  32. 32. SCHOOL OF INFORMATION STUDIES Project management 2.0 timestamping feature of Web 2.0 tools helps tracking of student progress, record of conversation, evidence of intervention wiki’s history feature also provides detailed monitoring of student progress, captures different types of information and knowledge construction activities undertaken wiki as central repository of project artefacts, journal entries & reflection sheets, progress reports, etc – students believed the use of the wiki had made them more efficient and effective in managing their project Delicious (social bookmarking) useful for collecting, organising sources & record of bibliographic details
  33. 33. SCHOOL OF INFORMATION STUDIES Project management 2.0 being able to access the wiki from a number of computers was viewed by students as contributing to the management of their project and being more efficient while at home, school, on holidays wiki assisted those ‘task-oriented’, organised students with managing their tasks and time, timestamping & history features used to estimate time allocation per task - helped “manage their projects better” wiki afforded efficiencies in terms of not having to manage version control between school and home PCs while working on wiki page ‘edits’ web calendar plug-in to wiki as time planning, tracking and reflection tool
  34. 34. Project management tools
  35. 35.
  36. 36.
  37. 37. SCHOOL OF INFORMATION STUDIES Online survey tools can save heaps of time!
  38. 38. SCHOOL OF INFORMATION STUDIES “Web 2.0 technologies provide a platform for teachers and TLs to monitor students’ management of the project process during class and out of class time No matter what technologies may be available to support a student’s management of their project, a carefully planned timeline of phases and tasks needs to be developed to ensure those aspects that require a significant investment of time are considered and planned. In other words, project management needs to be explicitly taught as an aspect of the inquiry process to enhance student success.” Conclusion (Hay, 2012)
  39. 39. when inquiry goes digital OPPORTUNITIES
  40. 40. SCHOOL OF INFORMATION STUDIES General capabilities
  41. 41. PM in Technology curriculum

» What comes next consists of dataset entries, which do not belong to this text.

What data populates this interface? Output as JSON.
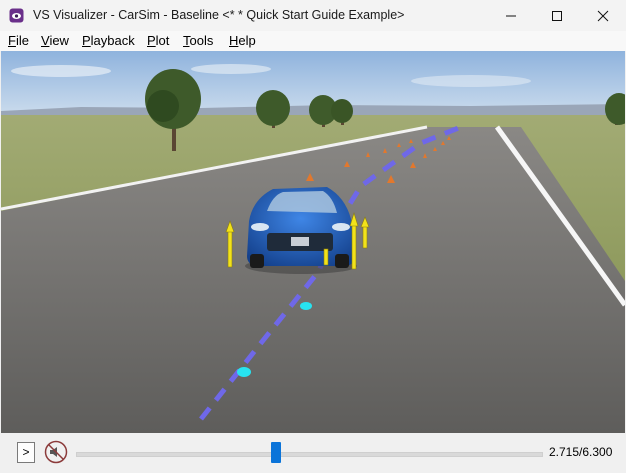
{
  "window": {
    "title": "VS Visualizer - CarSim - Baseline <* * Quick Start Guide Example>",
    "icon": "vs-visualizer-app-icon"
  },
  "menu": {
    "items": [
      {
        "label": "File",
        "accel": "F",
        "rest": "ile"
      },
      {
        "label": "View",
        "accel": "V",
        "rest": "iew"
      },
      {
        "label": "Playback",
        "accel": "P",
        "rest": "layback"
      },
      {
        "label": "Plot",
        "accel": "P",
        "rest": "lot"
      },
      {
        "label": "Tools",
        "accel": "T",
        "rest": "ools"
      },
      {
        "label": "Help",
        "accel": "H",
        "rest": "elp"
      }
    ]
  },
  "scene": {
    "description_icons": [
      "trees",
      "traffic-cones",
      "blue-sedan",
      "force-arrows",
      "path-trace"
    ],
    "colors": {
      "sky": "#a7c3e2",
      "grass": "#8f9b5e",
      "road": "#6e6d6b",
      "car": "#1e63c4",
      "force_arrow": "#f2e21a",
      "path": "#6f68e8",
      "path_marker": "#27e3f0",
      "cone": "#e2782d"
    }
  },
  "playback": {
    "play_label": ">",
    "mute_icon": "sound-off-icon",
    "progress": 0.431,
    "current_time": "2.715",
    "total_time": "6.300",
    "time_readout": "2.715/6.300"
  }
}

  42. 42. SCHOOL OF INFORMATION STUDIES Some links in Technology area PM & literacy - they learn how to communicate ideas, concepts and detailed proposals to a variety of audiences; recognising how language can be used to manipulate meaning; reading and interpreting detailed written instructions; writing project outlines, briefs, concept and project management proposals, evaluations, reports; listening, talking and discussing are critical in design thinking – in particular, articulating, questioning and evaluating ideas PM & Personal and social capability - involvement in project management will provide rich opportunities to develop students’ capacity for self-management; directing their own learning and in planning and carrying out investigations; enable them to become independent learners who can apply technologies understanding and skills to decisions they will have to make in the future; risk taking and resilience as students work with the uncertainty of sharing new ideas

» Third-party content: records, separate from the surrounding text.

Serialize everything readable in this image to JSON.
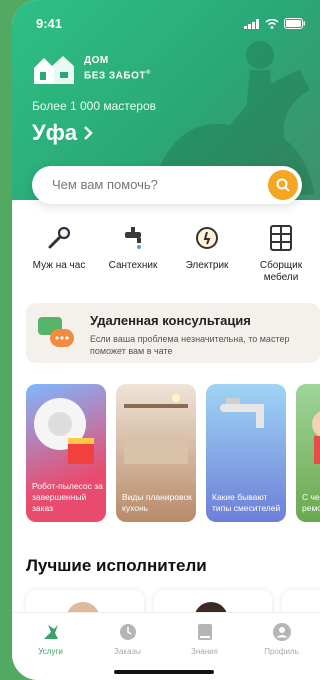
{
  "status": {
    "time": "9:41"
  },
  "brand": {
    "line1": "ДОМ",
    "line2": "БЕЗ ЗАБОТ",
    "mark": "®"
  },
  "hero": {
    "masters": "Более 1 000 мастеров",
    "city": "Уфа"
  },
  "search": {
    "placeholder": "Чем вам помочь?"
  },
  "services": [
    {
      "label": "Муж на час",
      "icon": "wrench-icon"
    },
    {
      "label": "Сантехник",
      "icon": "faucet-icon"
    },
    {
      "label": "Электрик",
      "icon": "power-socket-icon"
    },
    {
      "label": "Сборщик мебели",
      "icon": "furniture-icon"
    }
  ],
  "consult": {
    "title": "Удаленная консультация",
    "desc": "Если ваша проблема незначительна, то мастер поможет вам в чате"
  },
  "stories": [
    {
      "text": "Робот-пылесос за завершенный заказ",
      "color": "#e94b6e"
    },
    {
      "text": "Виды планировок кухонь",
      "color": "#c89a7a"
    },
    {
      "text": "Какие бывают типы смесителей",
      "color": "#6d7fd8"
    },
    {
      "text": "С чего начать ремонт ква",
      "color": "#6aa84f"
    }
  ],
  "best": {
    "title": "Лучшие исполнители"
  },
  "tabs": [
    {
      "label": "Услуги",
      "icon": "services-icon",
      "active": true
    },
    {
      "label": "Заказы",
      "icon": "clock-icon",
      "active": false
    },
    {
      "label": "Знания",
      "icon": "book-icon",
      "active": false
    },
    {
      "label": "Профиль",
      "icon": "profile-icon",
      "active": false
    }
  ],
  "colors": {
    "brand_green": "#2fbf86",
    "accent_orange": "#f5a623",
    "tab_active": "#3aa36a"
  }
}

  43. 43. SCHOOL OF INFORMATION STUDIES Missing link? Missed opportunities Elements of inquiry learning – knowledge, skills, process - are integrated throughout all learning areas in some way Project management is articulated only in subjects within the Technology learning area Links between PM are made to ICT capability and aspects of some other general capabilities Ignores the overlaps and potential relationship between inquiry and PM – needs to be made explicit This does not encourage application, integration or transference of PM knowledge & skills across the curriculum TLs can play a role in making these links explicit